Date of Award

Fall 2006

Document Type


Degree Name

Doctor of Philosophy (PhD)


Computational Analysis and Modeling

First Advisor

Andrei Paun


Membrane computing is an emerging research field that belongs to the more general area of molecular computing, which deals with computational models inspired from bio-molecular processes. Membrane computing aims at defining models, called membrane systems or P systems, which abstract the functioning and structure of the cell. A membrane system consists of a hierarchical arrangement of membranes delimiting regions, which represent various compartments of a cell, and with each region containing bio-chemical elements of various types and having associated evolution rules, which represent bio-chemical processes taking place inside the cell.

This work is a continuation of the investigations aiming to bridge membrane computing (where in a compartmental cell-like structure the chemicals to evolve are placed in compartments defined by membranes) and brane calculi (where one considers again a compartmental cell-like structure with the chemicals/proteins placed on the membranes themselves). We use objects both in compartments and on membranes (the latter are called proteins), with the objects from membranes evolving under the control of the proteins. Several possibilities are considered (objects only moved across membranes or also changed during this operation, with the proteins only assisting the move/change or also changing themselves). Somewhat expected, computational universality is obtained for several combinations of such possibilities.

We also present a method for solving the NP-complete SAT problem using P systems with proteins on membranes. The SAT problem is solved in O(nm) time, where n is the number of boolean variables and m is the number of clauses for an instance written in conjunctive normal form. Thus, we can say that the solution for each given instance is obtained in linear time. We succeeded in solving SAT by a uniform construction of a deterministic P system which uses rules involving objects in regions, proteins on membranes, and membrane division.

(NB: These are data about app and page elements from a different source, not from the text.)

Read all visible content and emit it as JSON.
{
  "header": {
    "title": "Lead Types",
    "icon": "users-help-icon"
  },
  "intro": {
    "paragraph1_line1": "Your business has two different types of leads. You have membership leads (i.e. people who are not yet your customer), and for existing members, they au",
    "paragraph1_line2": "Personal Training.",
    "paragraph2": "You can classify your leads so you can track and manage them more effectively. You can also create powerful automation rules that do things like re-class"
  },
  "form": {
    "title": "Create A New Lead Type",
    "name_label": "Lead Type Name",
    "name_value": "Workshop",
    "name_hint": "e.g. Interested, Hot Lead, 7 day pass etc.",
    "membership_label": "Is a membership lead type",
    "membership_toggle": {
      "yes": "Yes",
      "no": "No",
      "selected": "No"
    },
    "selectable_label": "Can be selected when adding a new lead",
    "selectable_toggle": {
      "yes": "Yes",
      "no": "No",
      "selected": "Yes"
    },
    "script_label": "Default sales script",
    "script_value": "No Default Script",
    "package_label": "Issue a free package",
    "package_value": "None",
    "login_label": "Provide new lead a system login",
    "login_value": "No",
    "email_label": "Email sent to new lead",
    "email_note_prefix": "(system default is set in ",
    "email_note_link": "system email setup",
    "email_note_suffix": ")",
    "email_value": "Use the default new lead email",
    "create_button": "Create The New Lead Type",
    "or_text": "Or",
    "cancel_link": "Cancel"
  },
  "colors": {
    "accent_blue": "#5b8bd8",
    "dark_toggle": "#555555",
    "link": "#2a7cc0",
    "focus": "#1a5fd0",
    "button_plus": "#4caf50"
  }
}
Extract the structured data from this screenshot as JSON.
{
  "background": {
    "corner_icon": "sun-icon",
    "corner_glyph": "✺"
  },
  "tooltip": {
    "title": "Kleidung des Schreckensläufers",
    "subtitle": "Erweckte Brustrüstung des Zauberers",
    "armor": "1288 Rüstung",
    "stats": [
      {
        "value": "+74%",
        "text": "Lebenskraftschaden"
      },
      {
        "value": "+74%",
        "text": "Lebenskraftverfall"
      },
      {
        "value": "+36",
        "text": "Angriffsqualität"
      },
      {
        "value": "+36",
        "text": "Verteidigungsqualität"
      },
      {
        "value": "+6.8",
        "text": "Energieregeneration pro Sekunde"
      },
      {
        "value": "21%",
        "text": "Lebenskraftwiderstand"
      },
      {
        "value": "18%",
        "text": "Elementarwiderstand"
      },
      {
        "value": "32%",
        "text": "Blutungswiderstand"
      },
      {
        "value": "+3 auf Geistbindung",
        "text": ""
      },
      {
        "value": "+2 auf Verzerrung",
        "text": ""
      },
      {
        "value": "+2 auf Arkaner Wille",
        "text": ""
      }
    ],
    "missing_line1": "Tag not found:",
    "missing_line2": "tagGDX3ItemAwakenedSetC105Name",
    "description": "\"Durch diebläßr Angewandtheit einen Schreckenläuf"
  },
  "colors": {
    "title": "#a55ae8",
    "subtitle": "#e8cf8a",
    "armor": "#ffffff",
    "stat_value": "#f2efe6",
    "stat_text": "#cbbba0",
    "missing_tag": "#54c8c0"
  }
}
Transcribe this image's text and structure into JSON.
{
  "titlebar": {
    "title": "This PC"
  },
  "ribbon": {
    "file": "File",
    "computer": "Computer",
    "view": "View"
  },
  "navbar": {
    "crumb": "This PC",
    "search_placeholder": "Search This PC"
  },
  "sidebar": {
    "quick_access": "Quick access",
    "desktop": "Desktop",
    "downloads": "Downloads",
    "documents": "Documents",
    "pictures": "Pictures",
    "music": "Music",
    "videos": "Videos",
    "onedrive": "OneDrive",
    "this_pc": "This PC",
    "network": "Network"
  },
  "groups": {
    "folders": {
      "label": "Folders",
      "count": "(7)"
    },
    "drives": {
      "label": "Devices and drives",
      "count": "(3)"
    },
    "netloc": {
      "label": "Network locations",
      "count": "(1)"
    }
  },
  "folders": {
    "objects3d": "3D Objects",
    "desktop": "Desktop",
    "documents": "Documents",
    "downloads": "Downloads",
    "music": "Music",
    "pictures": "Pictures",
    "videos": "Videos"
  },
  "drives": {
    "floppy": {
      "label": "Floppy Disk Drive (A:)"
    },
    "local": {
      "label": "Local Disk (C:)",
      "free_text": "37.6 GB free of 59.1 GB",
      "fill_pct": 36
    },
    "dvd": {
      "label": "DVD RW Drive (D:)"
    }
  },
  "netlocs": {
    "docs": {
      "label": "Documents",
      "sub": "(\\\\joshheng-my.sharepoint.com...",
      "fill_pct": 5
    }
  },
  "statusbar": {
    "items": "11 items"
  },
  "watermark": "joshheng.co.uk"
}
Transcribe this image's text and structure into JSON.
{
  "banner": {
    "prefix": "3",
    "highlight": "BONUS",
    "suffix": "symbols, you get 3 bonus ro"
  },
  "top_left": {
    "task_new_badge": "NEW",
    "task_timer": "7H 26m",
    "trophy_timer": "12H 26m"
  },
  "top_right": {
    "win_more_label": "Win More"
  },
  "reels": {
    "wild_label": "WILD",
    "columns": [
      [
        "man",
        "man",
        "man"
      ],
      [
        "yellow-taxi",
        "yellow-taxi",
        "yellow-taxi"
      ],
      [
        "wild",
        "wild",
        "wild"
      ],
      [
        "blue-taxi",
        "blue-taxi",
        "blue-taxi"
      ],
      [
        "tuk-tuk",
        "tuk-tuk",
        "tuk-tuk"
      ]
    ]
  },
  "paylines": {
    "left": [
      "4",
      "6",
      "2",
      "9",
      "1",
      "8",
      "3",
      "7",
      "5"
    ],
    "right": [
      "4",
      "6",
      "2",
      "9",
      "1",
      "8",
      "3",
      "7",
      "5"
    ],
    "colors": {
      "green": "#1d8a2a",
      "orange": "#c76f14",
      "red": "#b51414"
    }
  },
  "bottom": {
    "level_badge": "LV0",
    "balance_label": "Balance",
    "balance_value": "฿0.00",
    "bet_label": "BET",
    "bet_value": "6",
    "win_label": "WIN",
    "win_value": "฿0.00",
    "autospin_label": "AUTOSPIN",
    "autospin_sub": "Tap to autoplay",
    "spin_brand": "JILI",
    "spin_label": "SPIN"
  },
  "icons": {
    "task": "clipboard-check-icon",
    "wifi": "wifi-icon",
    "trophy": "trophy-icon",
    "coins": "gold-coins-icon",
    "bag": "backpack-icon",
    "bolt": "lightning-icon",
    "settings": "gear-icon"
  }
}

Then, we investigate the computational power of P systems with proteins on membranes in some particular cases: when only one protein is placed on a membrane, when the systems have a minimal number of rules, when the computation evolves in accepting or computing mode, etc.

This dissertation introduces also another new variant of membrane systems that uses context-free rewriting rules for the evolution of objects placed inside compartments of a cell, and symport rules for communication between membranes. The strings circulate across membranes depending on their membership to regular languages given by means of regular expressions. We prove that these rewriting-symport P systems generate all recursively enumerable languages. We investigate the computational power of these newly introduced P systems for three particular forms of the regular expressions that are used by the symport rules. A characterization of ET0L languages is obtained in this context.